> **TASK DETAILS**
Copy the data that follows, exactly and completely.

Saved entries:
-------
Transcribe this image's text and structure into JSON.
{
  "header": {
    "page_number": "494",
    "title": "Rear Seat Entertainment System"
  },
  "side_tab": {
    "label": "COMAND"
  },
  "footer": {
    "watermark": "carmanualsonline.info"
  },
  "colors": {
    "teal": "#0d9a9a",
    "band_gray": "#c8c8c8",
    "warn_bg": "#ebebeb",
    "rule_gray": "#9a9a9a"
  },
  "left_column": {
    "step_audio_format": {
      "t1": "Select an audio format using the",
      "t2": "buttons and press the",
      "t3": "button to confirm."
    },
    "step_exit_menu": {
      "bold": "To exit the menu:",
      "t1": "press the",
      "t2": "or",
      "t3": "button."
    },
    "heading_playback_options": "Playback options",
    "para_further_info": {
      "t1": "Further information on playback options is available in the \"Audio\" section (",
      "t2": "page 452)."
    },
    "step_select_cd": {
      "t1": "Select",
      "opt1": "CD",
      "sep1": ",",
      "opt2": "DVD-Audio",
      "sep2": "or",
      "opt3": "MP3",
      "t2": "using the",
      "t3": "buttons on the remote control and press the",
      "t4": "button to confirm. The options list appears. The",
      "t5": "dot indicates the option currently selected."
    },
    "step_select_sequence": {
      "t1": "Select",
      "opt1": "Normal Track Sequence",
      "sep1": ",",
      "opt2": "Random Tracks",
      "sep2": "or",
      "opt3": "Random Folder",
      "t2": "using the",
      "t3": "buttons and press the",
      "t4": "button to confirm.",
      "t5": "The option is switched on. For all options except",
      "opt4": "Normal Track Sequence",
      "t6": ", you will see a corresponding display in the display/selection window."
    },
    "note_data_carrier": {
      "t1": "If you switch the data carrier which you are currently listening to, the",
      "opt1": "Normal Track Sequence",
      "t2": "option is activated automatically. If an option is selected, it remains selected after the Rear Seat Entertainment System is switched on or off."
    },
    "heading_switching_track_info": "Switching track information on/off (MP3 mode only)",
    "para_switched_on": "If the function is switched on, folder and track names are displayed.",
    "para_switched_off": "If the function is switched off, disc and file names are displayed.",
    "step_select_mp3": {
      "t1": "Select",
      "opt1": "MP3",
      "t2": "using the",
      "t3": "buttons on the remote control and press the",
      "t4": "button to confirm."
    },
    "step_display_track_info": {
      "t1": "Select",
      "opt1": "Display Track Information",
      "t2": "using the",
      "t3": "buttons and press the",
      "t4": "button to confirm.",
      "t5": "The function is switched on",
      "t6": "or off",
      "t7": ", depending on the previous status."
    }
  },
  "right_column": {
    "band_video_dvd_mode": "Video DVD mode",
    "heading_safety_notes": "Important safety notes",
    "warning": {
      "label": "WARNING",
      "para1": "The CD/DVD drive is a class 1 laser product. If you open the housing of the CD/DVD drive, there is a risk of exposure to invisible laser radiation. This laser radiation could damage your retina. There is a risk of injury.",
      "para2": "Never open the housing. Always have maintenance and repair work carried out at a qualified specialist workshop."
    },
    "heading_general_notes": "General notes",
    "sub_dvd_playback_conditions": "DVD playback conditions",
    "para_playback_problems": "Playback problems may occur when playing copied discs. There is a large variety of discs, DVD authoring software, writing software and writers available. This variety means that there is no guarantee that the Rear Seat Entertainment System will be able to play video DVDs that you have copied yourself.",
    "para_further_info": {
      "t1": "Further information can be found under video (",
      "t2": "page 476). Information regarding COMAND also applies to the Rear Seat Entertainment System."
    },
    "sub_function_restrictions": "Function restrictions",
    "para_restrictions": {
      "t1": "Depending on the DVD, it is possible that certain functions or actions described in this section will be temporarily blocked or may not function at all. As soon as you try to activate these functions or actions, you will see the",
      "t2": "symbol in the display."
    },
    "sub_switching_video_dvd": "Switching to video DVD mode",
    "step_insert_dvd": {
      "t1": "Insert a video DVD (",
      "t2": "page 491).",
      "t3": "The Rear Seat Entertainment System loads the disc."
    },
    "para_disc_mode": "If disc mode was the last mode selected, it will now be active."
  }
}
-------
> **WRITTEN SOLUTION**
Transcribe this image's text and structure into JSON.
{
  "header": {
    "page_number": "494",
    "title": "Rear Seat Entertainment System"
  },
  "side_tab": {
    "label": "COMAND"
  },
  "footer": {
    "watermark": "carmanualsonline.info"
  },
  "colors": {
    "teal": "#0d9a9a",
    "band_gray": "#c8c8c8",
    "warn_bg": "#ebebeb",
    "rule_gray": "#9a9a9a"
  },
  "left_column": {
    "step_audio_format": {
      "t1": "Select an audio format using the",
      "t2": "buttons and press the",
      "t3": "button to confirm."
    },
    "step_exit_menu": {
      "bold": "To exit the menu:",
      "t1": "press the",
      "t2": "or",
      "t3": "button."
    },
    "heading_playback_options": "Playback options",
    "para_further_info": {
      "t1": "Further information on playback options is available in the \"Audio\" section (",
      "t2": "page 452)."
    },
    "step_select_cd": {
      "t1": "Select",
      "opt1": "CD",
      "sep1": ",",
      "opt2": "DVD-Audio",
      "sep2": "or",
      "opt3": "MP3",
      "t2": "using the",
      "t3": "buttons on the remote control and press the",
      "t4": "button to confirm. The options list appears. The",
      "t5": "dot indicates the option currently selected."
    },
    "step_select_sequence": {
      "t1": "Select",
      "opt1": "Normal Track Sequence",
      "sep1": ",",
      "opt2": "Random Tracks",
      "sep2": "or",
      "opt3": "Random Folder",
      "t2": "using the",
      "t3": "buttons and press the",
      "t4": "button to confirm.",
      "t5": "The option is switched on. For all options except",
      "opt4": "Normal Track Sequence",
      "t6": ", you will see a corresponding display in the display/selection window."
    },
    "note_data_carrier": {
      "t1": "If you switch the data carrier which you are currently listening to, the",
      "opt1": "Normal Track Sequence",
      "t2": "option is activated automatically. If an option is selected, it remains selected after the Rear Seat Entertainment System is switched on or off."
    },
    "heading_switching_track_info": "Switching track information on/off (MP3 mode only)",
    "para_switched_on": "If the function is switched on, folder and track names are displayed.",
    "para_switched_off": "If the function is switched off, disc and file names are displayed.",
    "step_select_mp3": {
      "t1": "Select",
      "opt1": "MP3",
      "t2": "using the",
      "t3": "buttons on the remote control and press the",
      "t4": "button to confirm."
    },
    "step_display_track_info": {
      "t1": "Select",
      "opt1": "Display Track Information",
      "t2": "using the",
      "t3": "buttons and press the",
      "t4": "button to confirm.",
      "t5": "The function is switched on",
      "t6": "or off",
      "t7": ", depending on the previous status."
    }
  },
  "right_column": {
    "band_video_dvd_mode": "Video DVD mode",
    "heading_safety_notes": "Important safety notes",
    "warning": {
      "label": "WARNING",
      "para1": "The CD/DVD drive is a class 1 laser product. If you open the housing of the CD/DVD drive, there is a risk of exposure to invisible laser radiation. This laser radiation could damage your retina. There is a risk of injury.",
      "para2": "Never open the housing. Always have maintenance and repair work carried out at a qualified specialist workshop."
    },
    "heading_general_notes": "General notes",
    "sub_dvd_playback_conditions": "DVD playback conditions",
    "para_playback_problems": "Playback problems may occur when playing copied discs. There is a large variety of discs, DVD authoring software, writing software and writers available. This variety means that there is no guarantee that the Rear Seat Entertainment System will be able to play video DVDs that you have copied yourself.",
    "para_further_info": {
      "t1": "Further information can be found under video (",
      "t2": "page 476). Information regarding COMAND also applies to the Rear Seat Entertainment System."
    },
    "sub_function_restrictions": "Function restrictions",
    "para_restrictions": {
      "t1": "Depending on the DVD, it is possible that certain functions or actions described in this section will be temporarily blocked or may not function at all. As soon as you try to activate these functions or actions, you will see the",
      "t2": "symbol in the display."
    },
    "sub_switching_video_dvd": "Switching to video DVD mode",
    "step_insert_dvd": {
      "t1": "Insert a video DVD (",
      "t2": "page 491).",
      "t3": "The Rear Seat Entertainment System loads the disc."
    },
    "para_disc_mode": "If disc mode was the last mode selected, it will now be active."
  }
}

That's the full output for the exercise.